Work through the data below and give the number of lines holding the word "Floor", without any other text.

(Data records for software interfaces)
»»

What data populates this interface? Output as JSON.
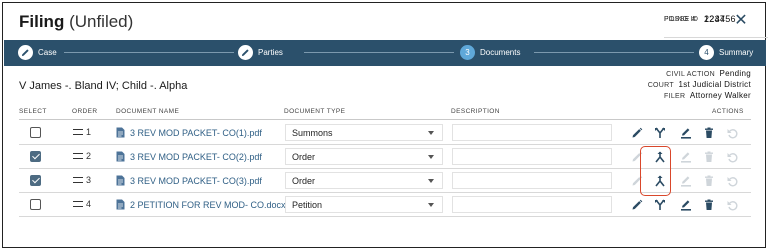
{
  "header": {
    "title": "Filing",
    "subtitle": "(Unfiled)",
    "posse_label": "POSSE #",
    "posse_value": "123456",
    "filing_label": "FILING ID",
    "filing_value": "2247",
    "close_icon": "close-icon"
  },
  "steps": [
    {
      "label": "Case",
      "marker": "pencil-icon",
      "state": "done"
    },
    {
      "label": "Parties",
      "marker": "pencil-icon",
      "state": "done"
    },
    {
      "label": "Documents",
      "number": "3",
      "state": "active"
    },
    {
      "label": "Summary",
      "number": "4",
      "state": "todo"
    }
  ],
  "case": {
    "name": "V James -. Bland IV; Child -. Alpha",
    "civil_action_label": "CIVIL ACTION",
    "civil_action_value": "Pending",
    "court_label": "COURT",
    "court_value": "1st Judicial District",
    "filer_label": "FILER",
    "filer_value": "Attorney Walker"
  },
  "table": {
    "headers": {
      "select": "SELECT",
      "order": "ORDER",
      "document_name": "DOCUMENT NAME",
      "document_type": "DOCUMENT TYPE",
      "description": "DESCRIPTION",
      "actions": "ACTIONS"
    },
    "rows": [
      {
        "checked": false,
        "order": "1",
        "name": "3 REV MOD PACKET- CO(1).pdf",
        "type": "Summons",
        "description": "",
        "actions_enabled": true
      },
      {
        "checked": true,
        "order": "2",
        "name": "3 REV MOD PACKET- CO(2).pdf",
        "type": "Order",
        "description": "",
        "actions_enabled": false
      },
      {
        "checked": true,
        "order": "3",
        "name": "3 REV MOD PACKET- CO(3).pdf",
        "type": "Order",
        "description": "",
        "actions_enabled": false
      },
      {
        "checked": false,
        "order": "4",
        "name": "2 PETITION FOR REV MOD- CO.docx",
        "type": "Petition",
        "description": "",
        "actions_enabled": true
      }
    ]
  },
  "colors": {
    "stepbar": "#2b506b",
    "active_step": "#5fa8d9",
    "link": "#2f5f85",
    "highlight": "#d9472b"
  }
}
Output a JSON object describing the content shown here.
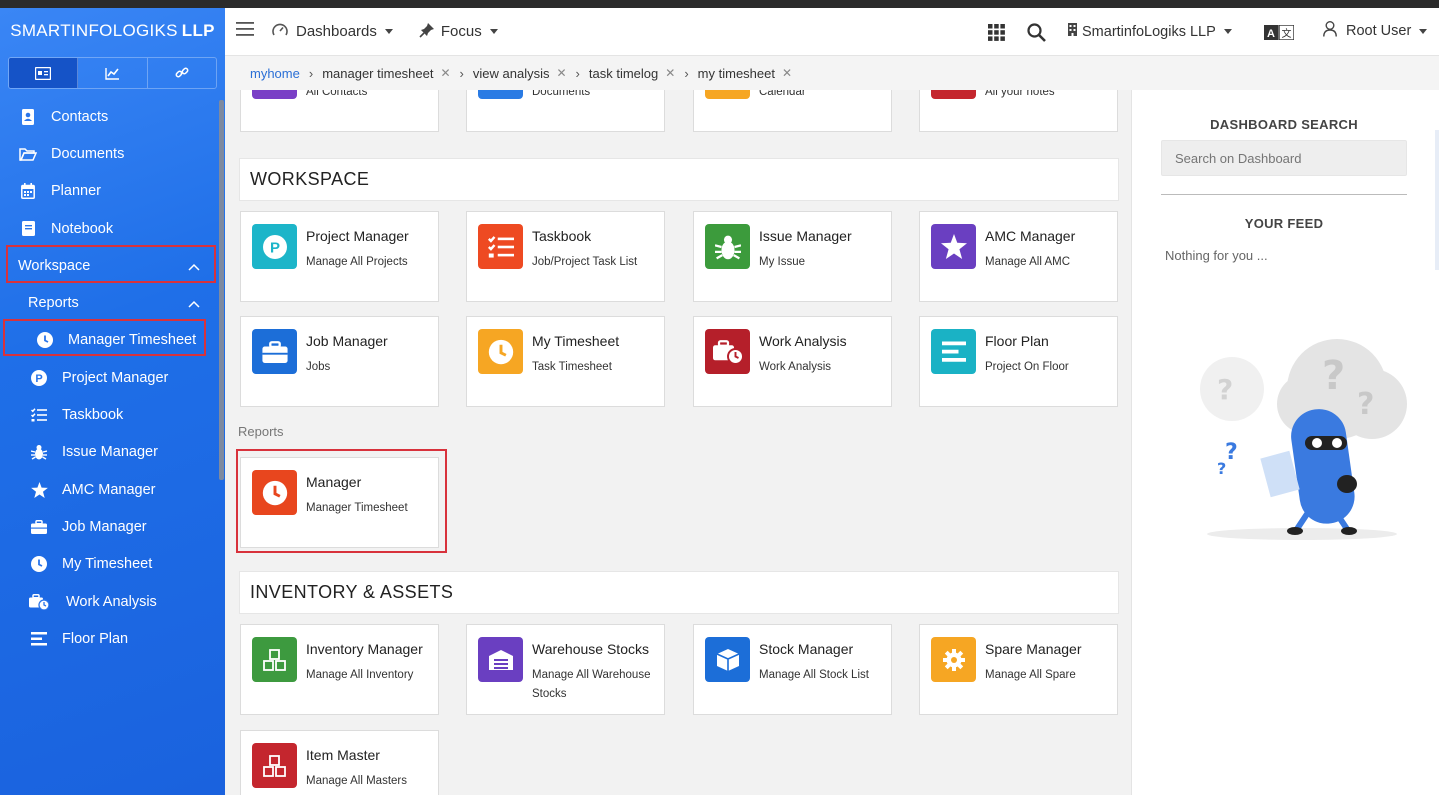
{
  "brand": {
    "name_light": "SMARTINFOLOGIKS",
    "name_bold": "LLP"
  },
  "sidebar": {
    "tabs": [
      {
        "icon": "id-card-icon",
        "active": true
      },
      {
        "icon": "chart-line-icon",
        "active": false
      },
      {
        "icon": "link-icon",
        "active": false
      }
    ],
    "items": [
      {
        "label": "Contacts",
        "icon": "contact-book-icon"
      },
      {
        "label": "Documents",
        "icon": "folder-open-icon"
      },
      {
        "label": "Planner",
        "icon": "calendar-icon"
      },
      {
        "label": "Notebook",
        "icon": "notebook-icon"
      },
      {
        "label": "Workspace",
        "icon": "chevron-up-icon"
      },
      {
        "label": "Reports",
        "icon": "chevron-up-icon"
      },
      {
        "label": "Manager Timesheet",
        "icon": "clock-icon"
      },
      {
        "label": "Project Manager",
        "icon": "p-circle-icon"
      },
      {
        "label": "Taskbook",
        "icon": "task-list-icon"
      },
      {
        "label": "Issue Manager",
        "icon": "bug-icon"
      },
      {
        "label": "AMC Manager",
        "icon": "star-icon"
      },
      {
        "label": "Job Manager",
        "icon": "briefcase-icon"
      },
      {
        "label": "My Timesheet",
        "icon": "clock-icon"
      },
      {
        "label": "Work Analysis",
        "icon": "briefcase-clock-icon"
      },
      {
        "label": "Floor Plan",
        "icon": "align-lines-icon"
      }
    ]
  },
  "topbar": {
    "dashboards": "Dashboards",
    "focus": "Focus",
    "company": "SmartinfoLogiks LLP",
    "user": "Root User"
  },
  "breadcrumb": [
    "myhome",
    "manager timesheet",
    "view analysis",
    "task timelog",
    "my timesheet"
  ],
  "main": {
    "top_cards": [
      {
        "sub": "All Contacts",
        "color": "#7a3fc6"
      },
      {
        "sub": "Documents",
        "color": "#2a7be4"
      },
      {
        "sub": "Calendar",
        "color": "#f6a623"
      },
      {
        "sub": "All your notes",
        "color": "#c4262e"
      }
    ],
    "workspace_title": "WORKSPACE",
    "workspace_cards": [
      {
        "title": "Project Manager",
        "sub": "Manage All Projects",
        "color": "#1cb5c9",
        "icon": "p-circle-icon"
      },
      {
        "title": "Taskbook",
        "sub": "Job/Project Task List",
        "color": "#ee4a22",
        "icon": "task-list-icon"
      },
      {
        "title": "Issue Manager",
        "sub": "My Issue",
        "color": "#3c9b3c",
        "icon": "bug-icon"
      },
      {
        "title": "AMC Manager",
        "sub": "Manage All AMC",
        "color": "#6a3fc1",
        "icon": "star-icon"
      },
      {
        "title": "Job Manager",
        "sub": "Jobs",
        "color": "#1c6ed8",
        "icon": "briefcase-icon"
      },
      {
        "title": "My Timesheet",
        "sub": "Task Timesheet",
        "color": "#f6a623",
        "icon": "clock-icon"
      },
      {
        "title": "Work Analysis",
        "sub": "Work Analysis",
        "color": "#b51f2a",
        "icon": "briefcase-clock-icon"
      },
      {
        "title": "Floor Plan",
        "sub": "Project On Floor",
        "color": "#1ab2c5",
        "icon": "align-lines-icon"
      }
    ],
    "reports_label": "Reports",
    "reports_cards": [
      {
        "title": "Manager",
        "sub": "Manager Timesheet",
        "color": "#e8461e",
        "icon": "clock-icon"
      }
    ],
    "inventory_title": "INVENTORY & ASSETS",
    "inventory_cards": [
      {
        "title": "Inventory Manager",
        "sub": "Manage All Inventory",
        "color": "#3d9a3f",
        "icon": "cubes-icon"
      },
      {
        "title": "Warehouse Stocks",
        "sub": "Manage All Warehouse Stocks",
        "color": "#6a3fc1",
        "icon": "warehouse-icon"
      },
      {
        "title": "Stock Manager",
        "sub": "Manage All Stock List",
        "color": "#1c6ed8",
        "icon": "box-icon"
      },
      {
        "title": "Spare Manager",
        "sub": "Manage All Spare",
        "color": "#f6a623",
        "icon": "gear-icon"
      },
      {
        "title": "Item Master",
        "sub": "Manage All Masters",
        "color": "#c4262e",
        "icon": "cubes-icon"
      }
    ]
  },
  "rightpanel": {
    "search_title": "DASHBOARD SEARCH",
    "search_placeholder": "Search on Dashboard",
    "feed_title": "YOUR FEED",
    "feed_empty": "Nothing for you ..."
  }
}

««

YOUR RESPONSE – 3